In Bash, single quotes accept absolutely no kind of escape. Suppose e.g. I write this command:
$ echo '\''
Bash will consider the string opened by
' closed at the second
', generating a string containing only
\. The next
', then, is considered the opening of a new string, so bash expects for more input in the next line (signalled by the
If you are not aware of this fact, you may think that the string after the
echo command below will be open yet, but it is closed:
$ echo 'will this string contain a single quote like \'
will this string contain a single quote like \
So, when you write
you are writing the string
gsub("class\\\ concatenated with a backslash and a quote (
\'); then a greater than signal. After this, the

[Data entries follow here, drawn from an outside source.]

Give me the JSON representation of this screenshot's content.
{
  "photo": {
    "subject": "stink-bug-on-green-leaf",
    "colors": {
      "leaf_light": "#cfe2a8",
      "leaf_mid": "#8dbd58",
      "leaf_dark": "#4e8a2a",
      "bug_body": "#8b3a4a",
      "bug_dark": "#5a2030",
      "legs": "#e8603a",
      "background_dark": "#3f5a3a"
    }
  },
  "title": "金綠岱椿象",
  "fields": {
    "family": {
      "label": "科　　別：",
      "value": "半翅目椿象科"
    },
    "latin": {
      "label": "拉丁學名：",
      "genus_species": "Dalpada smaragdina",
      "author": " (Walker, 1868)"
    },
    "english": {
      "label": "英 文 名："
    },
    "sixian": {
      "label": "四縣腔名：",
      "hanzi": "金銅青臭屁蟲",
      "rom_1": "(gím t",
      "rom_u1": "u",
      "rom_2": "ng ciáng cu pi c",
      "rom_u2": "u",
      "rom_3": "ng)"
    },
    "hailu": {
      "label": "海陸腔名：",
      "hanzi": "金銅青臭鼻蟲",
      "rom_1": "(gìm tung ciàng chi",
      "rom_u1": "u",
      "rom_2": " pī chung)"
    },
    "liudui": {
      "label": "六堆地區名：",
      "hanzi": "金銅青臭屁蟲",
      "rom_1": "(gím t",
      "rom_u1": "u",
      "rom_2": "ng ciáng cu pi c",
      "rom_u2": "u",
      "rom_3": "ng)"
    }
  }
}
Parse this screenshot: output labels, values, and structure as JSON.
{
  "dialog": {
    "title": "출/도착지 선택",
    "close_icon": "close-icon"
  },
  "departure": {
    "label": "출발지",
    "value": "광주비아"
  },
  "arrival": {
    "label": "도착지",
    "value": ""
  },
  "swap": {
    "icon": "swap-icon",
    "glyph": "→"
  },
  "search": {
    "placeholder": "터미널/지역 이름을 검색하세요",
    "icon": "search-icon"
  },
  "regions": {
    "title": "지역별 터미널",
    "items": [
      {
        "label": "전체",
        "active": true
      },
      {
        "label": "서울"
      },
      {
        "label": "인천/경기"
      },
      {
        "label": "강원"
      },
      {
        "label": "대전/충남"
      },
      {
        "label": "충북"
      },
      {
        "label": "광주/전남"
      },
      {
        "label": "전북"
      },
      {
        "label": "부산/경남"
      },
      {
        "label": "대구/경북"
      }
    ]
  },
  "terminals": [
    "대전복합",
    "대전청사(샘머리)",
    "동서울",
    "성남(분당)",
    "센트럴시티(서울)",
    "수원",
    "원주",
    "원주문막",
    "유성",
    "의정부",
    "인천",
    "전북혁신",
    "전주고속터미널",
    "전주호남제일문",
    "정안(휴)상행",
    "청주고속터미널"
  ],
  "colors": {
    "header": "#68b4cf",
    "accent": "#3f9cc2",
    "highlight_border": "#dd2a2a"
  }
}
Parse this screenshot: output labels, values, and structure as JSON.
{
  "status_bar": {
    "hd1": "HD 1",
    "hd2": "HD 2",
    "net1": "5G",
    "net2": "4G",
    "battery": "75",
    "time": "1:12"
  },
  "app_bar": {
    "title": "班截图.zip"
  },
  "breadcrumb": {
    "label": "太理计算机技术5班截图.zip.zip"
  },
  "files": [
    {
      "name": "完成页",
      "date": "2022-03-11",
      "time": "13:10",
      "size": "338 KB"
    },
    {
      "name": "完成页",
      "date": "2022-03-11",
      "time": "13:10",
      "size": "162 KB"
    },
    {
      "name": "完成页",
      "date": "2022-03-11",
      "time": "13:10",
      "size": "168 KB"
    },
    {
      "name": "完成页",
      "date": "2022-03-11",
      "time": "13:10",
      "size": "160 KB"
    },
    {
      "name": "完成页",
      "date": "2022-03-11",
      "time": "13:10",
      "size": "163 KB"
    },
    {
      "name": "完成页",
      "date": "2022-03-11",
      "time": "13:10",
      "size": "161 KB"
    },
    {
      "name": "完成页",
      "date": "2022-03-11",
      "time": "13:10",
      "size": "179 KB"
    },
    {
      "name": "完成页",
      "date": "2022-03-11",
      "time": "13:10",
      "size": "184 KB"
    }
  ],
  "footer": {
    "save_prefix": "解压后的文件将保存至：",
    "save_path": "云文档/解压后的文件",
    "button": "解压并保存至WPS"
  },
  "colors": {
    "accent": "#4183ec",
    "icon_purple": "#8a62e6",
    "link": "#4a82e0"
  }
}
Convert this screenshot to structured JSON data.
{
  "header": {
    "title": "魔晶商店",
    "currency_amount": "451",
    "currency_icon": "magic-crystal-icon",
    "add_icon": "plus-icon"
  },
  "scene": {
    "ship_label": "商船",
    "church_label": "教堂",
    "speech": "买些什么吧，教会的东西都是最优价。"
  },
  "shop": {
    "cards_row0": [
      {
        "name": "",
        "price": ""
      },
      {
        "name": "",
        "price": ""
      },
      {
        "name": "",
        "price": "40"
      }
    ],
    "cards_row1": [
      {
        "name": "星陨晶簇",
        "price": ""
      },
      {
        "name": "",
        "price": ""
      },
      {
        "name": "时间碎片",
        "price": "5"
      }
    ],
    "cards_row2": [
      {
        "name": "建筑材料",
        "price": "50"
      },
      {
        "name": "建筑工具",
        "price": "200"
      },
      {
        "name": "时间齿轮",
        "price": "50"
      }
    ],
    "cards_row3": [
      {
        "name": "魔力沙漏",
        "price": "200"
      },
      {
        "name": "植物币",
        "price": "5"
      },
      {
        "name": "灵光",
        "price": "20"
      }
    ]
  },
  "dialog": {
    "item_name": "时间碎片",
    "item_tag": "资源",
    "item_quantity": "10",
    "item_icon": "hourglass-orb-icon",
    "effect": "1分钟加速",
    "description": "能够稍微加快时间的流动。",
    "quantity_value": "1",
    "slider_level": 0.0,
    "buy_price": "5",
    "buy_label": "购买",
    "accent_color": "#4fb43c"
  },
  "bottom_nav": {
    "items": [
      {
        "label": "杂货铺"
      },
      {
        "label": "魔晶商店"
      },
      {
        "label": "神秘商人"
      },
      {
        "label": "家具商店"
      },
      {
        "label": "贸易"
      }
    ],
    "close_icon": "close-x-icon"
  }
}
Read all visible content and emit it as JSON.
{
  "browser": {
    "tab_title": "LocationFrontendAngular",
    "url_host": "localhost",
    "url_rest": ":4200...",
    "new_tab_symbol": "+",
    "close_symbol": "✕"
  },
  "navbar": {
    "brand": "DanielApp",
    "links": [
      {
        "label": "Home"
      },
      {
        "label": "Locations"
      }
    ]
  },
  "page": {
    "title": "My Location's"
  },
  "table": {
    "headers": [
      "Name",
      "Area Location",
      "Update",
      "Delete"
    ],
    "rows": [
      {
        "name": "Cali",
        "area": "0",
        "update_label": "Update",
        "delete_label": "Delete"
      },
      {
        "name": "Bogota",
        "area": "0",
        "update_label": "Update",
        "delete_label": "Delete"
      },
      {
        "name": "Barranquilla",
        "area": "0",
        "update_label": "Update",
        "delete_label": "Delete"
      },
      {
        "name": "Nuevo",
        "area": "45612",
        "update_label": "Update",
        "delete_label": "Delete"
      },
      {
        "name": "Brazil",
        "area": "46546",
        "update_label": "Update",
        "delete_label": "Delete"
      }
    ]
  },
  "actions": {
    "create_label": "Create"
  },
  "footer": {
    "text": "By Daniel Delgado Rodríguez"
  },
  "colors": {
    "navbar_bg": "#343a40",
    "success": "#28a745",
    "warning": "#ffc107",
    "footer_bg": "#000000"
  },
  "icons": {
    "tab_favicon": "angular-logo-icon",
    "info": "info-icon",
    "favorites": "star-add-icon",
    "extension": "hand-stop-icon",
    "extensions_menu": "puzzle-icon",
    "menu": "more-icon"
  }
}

"," is interpreted as a string containing a comma, because the single quote of the beginning of the expression was closed before. For now, the result is:
After the comma, you have the string
class, followed by a backslash and a quote, followed by another backslash and another quote, and finally by a greater than symbol and a space. This is the current string:
This is no valid awk expression! Anyway, it gets worse: the double quote
" will start a string, which will contain a closing parenthesis and a single quote, but this string is never closed!
Summing up, your problem is that, if you opened a string with
' in Bash, it will be forcedly close at the next
', no matter how many backslashes you put before it.
Solution: you can make some tricks opening and closing strings with
" but it will become cumbersome quickly. My suggested solution is to put your awk expression in a file. Then, use the
-f flag from awk - this flag will make awk to execute the following file:
$ cat filename # The file to be changed
$ cat mycode.awk # The awk script
$ awk -f mycode.awk filename # THE RESULT!
If you do not want to write a file, use the so called here documents:
$ awk -f- filename <<EOF